British Prime Minister David Cameron is facing the fraught final stages of negotiations to secure a new deal for Britain’s relationship with the European Union as he prepares for a crunch summit in Brussels.
Mr Cameron has been warned he has an “extra mile” to go to persuade eastern European leaders to agree to proposed reforms and is also battling to keep his party together as Eurosceptic ministers get ready to speak out.
Senior figures in the European Parliament also continued to warn that MEPs may reject key elements of any package signed off by leaders later this week.
Ska Keller, vice-chairwoman of the Greens and European Free Alliance group, said it was “very important” the final agreement does not include discriminatory measures and echoed warnings by the chamber’s president, Martin Schulz, that the plans would not be nodded through.
She told BBC Two’s Newsnight: “If parliaments were only there to nod things through then we could as well get rid of parliaments but we don’t want that. We want to strengthen democracy in the European Union.
“There’s been a lot of criticism about the European Union not being democratic enough. I think those people shouldn’t criticise us for actually exercising our democratic role.
“We are directly elected by the European Union citizens. I think citizens of the European Union and also Great Britain will expect from us that we have a very close look as this.”
Conservative mayoral candidate Zac Goldsmith again insisted he will only announce his voting intentions onceMr Cameron has secured a deal but reiterated his Euroscepticism and insisted Britain had a “bright future” whatever the outcome.
Downing Street conceded there “are still details to be nailed down” to secure an agreement this week but insisted that Mr Cameron’s talks with key figures in Brussels on Tuesday had been “useful”.
Mr Cameron was told he has an “extra mile” to go to persuade the Czech Republic, Hungary, Poland and Slovakia to back the deal. The group has made it clear it opposes significant welfare reforms but No 10 is keen to avoid watering down the package.
Britain’s renegotiation is the first item on the agenda for the European Council summit on Thursday, but the gathering of 28 EU leaders is not scheduled to conclude until Friday lunchtime, after which Mr Cameron will call an immediate Cabinet meeting if he secures a deal.
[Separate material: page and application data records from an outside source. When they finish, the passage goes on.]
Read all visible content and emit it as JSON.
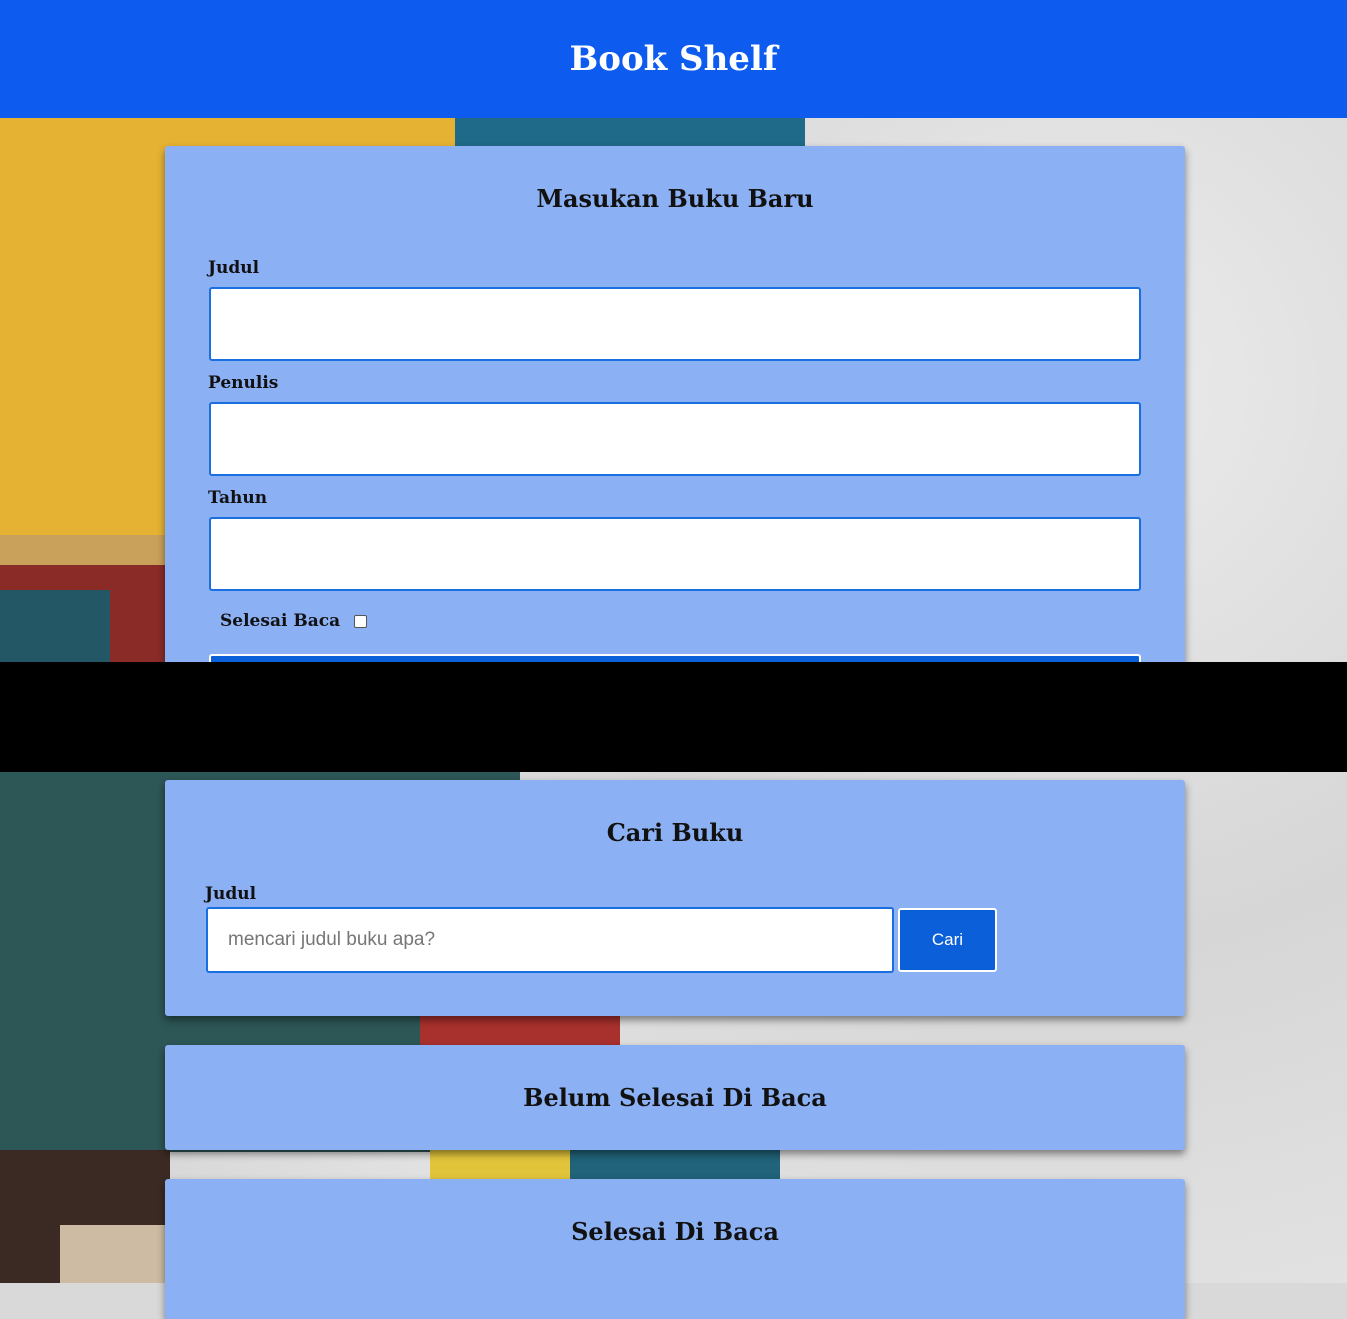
{
  "header": {
    "title": "Book Shelf"
  },
  "input_section": {
    "title": "Masukan Buku Baru",
    "fields": [
      {
        "label": "Judul",
        "value": ""
      },
      {
        "label": "Penulis",
        "value": ""
      },
      {
        "label": "Tahun",
        "value": ""
      }
    ],
    "checkbox_label": "Selesai Baca",
    "checkbox_checked": false
  },
  "search_section": {
    "title": "Cari Buku",
    "label": "Judul",
    "placeholder": "mencari judul buku apa?",
    "button_label": "Cari"
  },
  "unread_section": {
    "title": "Belum Selesai Di Baca"
  },
  "read_section": {
    "title": "Selesai Di Baca"
  },
  "colors": {
    "header": "#0d5cef",
    "card": "#8cb0f4",
    "button": "#0b5fd8",
    "input_border": "#1a6fe0"
  }
}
The meeting will effectively fire the starting gun on the referendum battle, as Eurosceptic ministers will be given the green light to campaign for a Leave vote in the poll expected on June 23.